A Delaware judge ruled Tuesday that tech billionaire Elon Musk will not get the $55 billion compensation package approved by Tesla’s Board of Directors.
“Was the richest person in the world overpaid?” read the first line of the 201-page Post Trial Opinion written by Chancellor Kathaleen St. Jude McCormick, who oversaw the case.
The case was filed by Tesla shareholder Richard J. Tornetta on behalf of all company shareholders back in April 2023.
Tornetta accused Musk and his board of breaching their fiduciary duties by awarding the billionaire a performance-based equity-compensation plan worth roughly $55 billion.

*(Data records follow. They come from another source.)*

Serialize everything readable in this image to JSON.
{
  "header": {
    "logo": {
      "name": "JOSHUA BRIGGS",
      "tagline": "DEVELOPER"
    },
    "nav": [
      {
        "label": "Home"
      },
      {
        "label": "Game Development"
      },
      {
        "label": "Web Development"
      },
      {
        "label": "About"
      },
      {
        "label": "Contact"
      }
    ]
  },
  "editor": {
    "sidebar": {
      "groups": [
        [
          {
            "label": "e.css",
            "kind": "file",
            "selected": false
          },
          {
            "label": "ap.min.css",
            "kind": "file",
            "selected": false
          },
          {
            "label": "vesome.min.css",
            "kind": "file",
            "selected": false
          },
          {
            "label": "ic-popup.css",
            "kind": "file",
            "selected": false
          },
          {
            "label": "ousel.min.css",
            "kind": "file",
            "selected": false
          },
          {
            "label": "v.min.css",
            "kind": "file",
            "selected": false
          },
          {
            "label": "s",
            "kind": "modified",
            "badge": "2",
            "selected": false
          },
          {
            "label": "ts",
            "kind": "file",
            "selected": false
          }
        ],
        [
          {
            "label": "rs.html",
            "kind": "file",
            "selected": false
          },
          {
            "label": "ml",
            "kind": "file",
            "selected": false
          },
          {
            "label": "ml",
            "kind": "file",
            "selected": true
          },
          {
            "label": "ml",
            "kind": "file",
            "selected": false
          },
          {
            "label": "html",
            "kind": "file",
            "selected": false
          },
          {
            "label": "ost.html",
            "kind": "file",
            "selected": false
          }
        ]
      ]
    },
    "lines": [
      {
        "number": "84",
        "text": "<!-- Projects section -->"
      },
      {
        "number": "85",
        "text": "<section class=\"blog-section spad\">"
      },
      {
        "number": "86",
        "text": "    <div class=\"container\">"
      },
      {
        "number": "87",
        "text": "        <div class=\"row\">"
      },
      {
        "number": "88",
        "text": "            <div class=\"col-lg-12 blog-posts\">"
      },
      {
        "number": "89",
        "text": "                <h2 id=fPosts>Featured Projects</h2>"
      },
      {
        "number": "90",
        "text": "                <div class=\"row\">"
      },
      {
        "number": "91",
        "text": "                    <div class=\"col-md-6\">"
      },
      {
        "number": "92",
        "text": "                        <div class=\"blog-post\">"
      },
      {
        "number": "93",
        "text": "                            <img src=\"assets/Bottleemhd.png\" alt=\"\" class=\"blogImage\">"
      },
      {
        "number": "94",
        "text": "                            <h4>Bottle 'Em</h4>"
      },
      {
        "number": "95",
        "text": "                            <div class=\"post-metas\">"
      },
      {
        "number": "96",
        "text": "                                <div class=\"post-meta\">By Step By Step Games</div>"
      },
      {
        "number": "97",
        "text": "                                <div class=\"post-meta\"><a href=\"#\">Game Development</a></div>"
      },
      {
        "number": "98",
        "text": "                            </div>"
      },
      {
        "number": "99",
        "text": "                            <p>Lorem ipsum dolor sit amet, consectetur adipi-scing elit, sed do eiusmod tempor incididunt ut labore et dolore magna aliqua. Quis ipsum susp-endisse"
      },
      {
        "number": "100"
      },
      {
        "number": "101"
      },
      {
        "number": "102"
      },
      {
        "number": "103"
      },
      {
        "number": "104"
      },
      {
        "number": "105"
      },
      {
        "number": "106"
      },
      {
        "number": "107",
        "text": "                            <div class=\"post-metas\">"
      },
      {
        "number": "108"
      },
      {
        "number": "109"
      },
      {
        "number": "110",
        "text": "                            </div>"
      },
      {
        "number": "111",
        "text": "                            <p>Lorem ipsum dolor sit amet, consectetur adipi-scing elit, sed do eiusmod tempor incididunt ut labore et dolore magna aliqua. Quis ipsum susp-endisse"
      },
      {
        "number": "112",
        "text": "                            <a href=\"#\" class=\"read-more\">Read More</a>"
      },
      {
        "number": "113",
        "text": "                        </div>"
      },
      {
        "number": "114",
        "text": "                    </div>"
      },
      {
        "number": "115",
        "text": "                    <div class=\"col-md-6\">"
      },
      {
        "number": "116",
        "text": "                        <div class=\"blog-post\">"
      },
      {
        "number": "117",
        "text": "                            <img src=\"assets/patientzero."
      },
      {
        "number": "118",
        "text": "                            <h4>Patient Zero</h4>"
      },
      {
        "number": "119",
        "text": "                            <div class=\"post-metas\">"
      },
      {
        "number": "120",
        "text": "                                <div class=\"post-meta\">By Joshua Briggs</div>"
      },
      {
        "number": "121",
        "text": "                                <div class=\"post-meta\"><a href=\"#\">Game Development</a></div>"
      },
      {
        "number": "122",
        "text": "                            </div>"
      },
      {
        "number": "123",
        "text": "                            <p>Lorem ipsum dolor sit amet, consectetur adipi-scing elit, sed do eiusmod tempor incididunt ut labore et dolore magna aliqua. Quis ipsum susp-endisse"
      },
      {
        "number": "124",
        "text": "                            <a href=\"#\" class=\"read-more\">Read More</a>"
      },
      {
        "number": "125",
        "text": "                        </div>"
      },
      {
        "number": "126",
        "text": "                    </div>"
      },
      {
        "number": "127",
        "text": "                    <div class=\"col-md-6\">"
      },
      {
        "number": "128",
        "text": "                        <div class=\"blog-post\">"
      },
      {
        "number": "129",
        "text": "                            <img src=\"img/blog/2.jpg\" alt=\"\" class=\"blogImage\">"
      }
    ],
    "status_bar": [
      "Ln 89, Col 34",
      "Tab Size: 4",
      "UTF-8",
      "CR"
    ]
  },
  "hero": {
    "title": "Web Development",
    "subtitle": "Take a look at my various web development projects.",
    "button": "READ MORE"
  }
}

McCormick described the plan “as the largest potential compensation opportunity ever observed in public markets by multiple orders of magnitude.”
The total amount would be “250 times larger than the contemporaneous median peer compensation plan,” she wrote.
Musk's public statement in response to the ruling? The Tesla co-founder and CEO posted on his X social media platform, "Never incorporate your company in the state of Delaware."
After “1,704 trial exhibits, live testimony from nine fact and four expert witnesses, video testimony from three fact witnesses, deposition testimony from 23 fact and five expert witnesses, and 255 stipulations of fact,” McCormick said Musk and his team failed to meet its burden of “proving that the compensation plan was fair” during the five-day long trial.
Instead, McCormick said she found the Board’s negotiations process “deeply flawed” due to the fact that Musk had extensive ties with those “tasked with negotiating on Tesla’s behalf.”
One board member had been doing business with Musk for over 20 years, another accompanied Musk on personal vacations, she wrote, calling the entire process a “conflicted-controller transaction,” which was not fully disclosed to the stockholder vote.
The 'Weinberger Factors'
There were three key points used to determine if the deal was fair, McCormick said in the post trial opinion, citing US corporate law case Weinberger v. UOP, Inc., 457 A.2d 701, (Del.1983).
The “Weinberger factors” are known as “how the deal was initiated and timed, how it was structured and negotiated, and how it was approved."
On Factor 1, McCormick said Musk “repeatedly and unilaterally manipulated the timeline of the negotiation process.”
For Factor 2, not only was there a lack of arm’s length negotiations, but the process was considered by board members to be “a cooperative and collaborative one.”
And finally, Factor 3, the negotiations failed to provide any procedural protections such as “the approval of an independent board negotiating committee or a majority of the minority vote.”
As of January 2024, Musk is the richest person in the world, with a net worth of $229 billion, according to Investopedia.
Besides Tesla, Musk is the founder, CEO, and chief engineer of SpaceX, CTO and chairman of X (formally known as Twitter), and co-founder of Neuralink and OpenAI, among others.
More from Cybernews:
Subscribe to our newsletter